It took me a long time grasp that the pressure I would put on myself to succeed was causing me greater agony than being hurt and not playing at all. In other words, I was comfortable sitting on the sidelines telling myself how great I would be playing versus actually playing and not meeting my own expectations. That was a huge realization for me and it took a lot of time and self-reflection to embrace the fact that it is always better to play poorly and lay it on the line than to not play at all. This new and more courageous approach helped me nip some of what Viktor Frankl called Organ Neuroses (disorders involving physical symptoms that appear caused by a medical condition, but are in fact caused by psychological factors) in the bud, Due to my fear of failure, sometimes I would feel pain in a part of my body that had actually already healed, or I would feel pain where I had suffered no injury at all.
The ability to play the soccer ball over longer ranges is extremely important. For midfielders and defenders especially, being able to drive a soccer ball on the ground with the shoelaces adds a dangerous option to your team's attack.
In the video below, I go over more about why it is important to develop this skill, the technique, and I demonstrate a few of my own.
Scoring goals is what the game is about. Whether its being a poacher who scores ugly goals, or being a big man who gets on the end of crosses, or by creating goals with beautiful dribbling, every team needs at least one if they have any hopes of being successful in the win column.

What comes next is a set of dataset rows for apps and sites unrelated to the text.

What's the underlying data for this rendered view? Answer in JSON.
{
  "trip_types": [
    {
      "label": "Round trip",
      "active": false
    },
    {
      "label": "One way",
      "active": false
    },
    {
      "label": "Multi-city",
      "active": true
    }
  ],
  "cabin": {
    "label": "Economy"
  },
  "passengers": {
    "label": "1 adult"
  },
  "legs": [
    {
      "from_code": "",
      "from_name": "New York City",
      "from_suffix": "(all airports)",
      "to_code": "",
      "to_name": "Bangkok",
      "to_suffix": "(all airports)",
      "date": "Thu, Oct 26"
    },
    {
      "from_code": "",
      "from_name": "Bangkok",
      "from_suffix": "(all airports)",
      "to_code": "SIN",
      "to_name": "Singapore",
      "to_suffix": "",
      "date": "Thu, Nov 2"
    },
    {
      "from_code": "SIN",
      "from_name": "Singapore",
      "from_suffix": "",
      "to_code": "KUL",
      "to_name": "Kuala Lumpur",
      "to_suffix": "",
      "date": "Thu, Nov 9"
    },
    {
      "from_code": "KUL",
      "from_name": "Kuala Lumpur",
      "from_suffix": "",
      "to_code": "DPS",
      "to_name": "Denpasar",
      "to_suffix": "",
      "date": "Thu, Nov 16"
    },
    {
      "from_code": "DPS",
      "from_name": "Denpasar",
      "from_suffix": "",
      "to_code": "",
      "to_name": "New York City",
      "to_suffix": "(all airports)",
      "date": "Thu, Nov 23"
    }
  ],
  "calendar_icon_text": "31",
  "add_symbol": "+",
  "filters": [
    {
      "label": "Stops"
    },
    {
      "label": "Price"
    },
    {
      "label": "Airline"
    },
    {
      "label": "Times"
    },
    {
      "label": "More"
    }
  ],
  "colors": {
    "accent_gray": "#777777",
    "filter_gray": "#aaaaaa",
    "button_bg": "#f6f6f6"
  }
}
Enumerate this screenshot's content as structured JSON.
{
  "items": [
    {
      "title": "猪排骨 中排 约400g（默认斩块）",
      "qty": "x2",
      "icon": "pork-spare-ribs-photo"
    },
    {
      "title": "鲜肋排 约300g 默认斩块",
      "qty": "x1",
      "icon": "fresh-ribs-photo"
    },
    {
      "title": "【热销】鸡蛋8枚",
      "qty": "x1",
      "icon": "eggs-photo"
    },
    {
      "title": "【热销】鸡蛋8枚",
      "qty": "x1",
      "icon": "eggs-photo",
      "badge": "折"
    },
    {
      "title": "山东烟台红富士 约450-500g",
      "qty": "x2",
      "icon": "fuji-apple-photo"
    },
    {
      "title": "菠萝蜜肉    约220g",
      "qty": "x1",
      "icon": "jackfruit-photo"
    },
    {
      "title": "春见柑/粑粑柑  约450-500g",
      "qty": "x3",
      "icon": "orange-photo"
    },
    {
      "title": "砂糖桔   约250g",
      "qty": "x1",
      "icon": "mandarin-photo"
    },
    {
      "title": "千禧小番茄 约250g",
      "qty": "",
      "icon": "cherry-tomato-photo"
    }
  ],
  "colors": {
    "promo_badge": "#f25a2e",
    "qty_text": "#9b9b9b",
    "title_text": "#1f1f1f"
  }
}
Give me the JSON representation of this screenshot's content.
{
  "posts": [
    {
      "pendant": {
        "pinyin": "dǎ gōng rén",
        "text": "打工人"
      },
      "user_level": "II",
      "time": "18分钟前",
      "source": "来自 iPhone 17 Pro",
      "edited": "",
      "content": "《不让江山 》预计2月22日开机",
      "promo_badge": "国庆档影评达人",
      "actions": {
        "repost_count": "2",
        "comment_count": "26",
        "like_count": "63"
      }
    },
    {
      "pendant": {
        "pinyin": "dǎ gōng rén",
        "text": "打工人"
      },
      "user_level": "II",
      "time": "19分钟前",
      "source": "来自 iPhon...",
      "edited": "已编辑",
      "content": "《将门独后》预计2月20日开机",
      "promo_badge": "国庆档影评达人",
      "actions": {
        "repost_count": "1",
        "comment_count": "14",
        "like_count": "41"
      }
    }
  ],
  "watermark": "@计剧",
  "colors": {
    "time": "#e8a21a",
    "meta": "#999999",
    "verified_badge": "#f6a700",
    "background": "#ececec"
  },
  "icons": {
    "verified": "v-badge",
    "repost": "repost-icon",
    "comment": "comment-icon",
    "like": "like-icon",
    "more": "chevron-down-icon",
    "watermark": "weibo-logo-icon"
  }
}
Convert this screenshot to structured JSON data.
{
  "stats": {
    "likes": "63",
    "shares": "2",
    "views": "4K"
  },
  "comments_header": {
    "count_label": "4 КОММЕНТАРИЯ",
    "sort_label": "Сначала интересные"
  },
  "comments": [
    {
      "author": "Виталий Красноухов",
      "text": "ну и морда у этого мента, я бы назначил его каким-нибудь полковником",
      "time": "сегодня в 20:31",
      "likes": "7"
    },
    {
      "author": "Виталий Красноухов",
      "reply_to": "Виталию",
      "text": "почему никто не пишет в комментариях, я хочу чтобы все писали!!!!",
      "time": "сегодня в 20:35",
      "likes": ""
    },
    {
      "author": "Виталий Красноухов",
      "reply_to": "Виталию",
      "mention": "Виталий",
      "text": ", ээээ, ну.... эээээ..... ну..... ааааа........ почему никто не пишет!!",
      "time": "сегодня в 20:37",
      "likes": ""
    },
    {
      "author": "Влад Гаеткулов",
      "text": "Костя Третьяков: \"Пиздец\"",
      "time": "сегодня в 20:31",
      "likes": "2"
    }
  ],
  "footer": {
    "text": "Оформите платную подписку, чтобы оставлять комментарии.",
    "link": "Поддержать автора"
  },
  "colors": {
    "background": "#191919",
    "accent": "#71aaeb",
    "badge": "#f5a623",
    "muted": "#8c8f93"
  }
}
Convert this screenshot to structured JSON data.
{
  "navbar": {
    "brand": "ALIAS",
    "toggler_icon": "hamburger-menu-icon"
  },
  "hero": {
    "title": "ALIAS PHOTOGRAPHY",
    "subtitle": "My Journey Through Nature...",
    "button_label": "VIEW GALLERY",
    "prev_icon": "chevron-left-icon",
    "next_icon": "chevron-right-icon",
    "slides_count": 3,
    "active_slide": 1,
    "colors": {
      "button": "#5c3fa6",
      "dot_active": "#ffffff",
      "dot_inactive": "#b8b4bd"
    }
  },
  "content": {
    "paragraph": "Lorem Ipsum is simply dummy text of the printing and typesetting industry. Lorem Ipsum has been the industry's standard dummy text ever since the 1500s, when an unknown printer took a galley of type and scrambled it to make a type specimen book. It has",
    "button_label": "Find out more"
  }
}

Well, the last thing you want to be doing while receiving a ball with a defender breathing down your back is to be analyzing what surface area of your cleat you're going to trap the ball with. That is paralysis by analysis at it's finest. Checking your shoulder, and thinking ahead about how to exploit space on the field with a first touch or an early pass is where we want our focus. We don't want our minds worrying about the intricate technicalities of the game or counting statistics like how many times we have turned the ball over versus kept possession.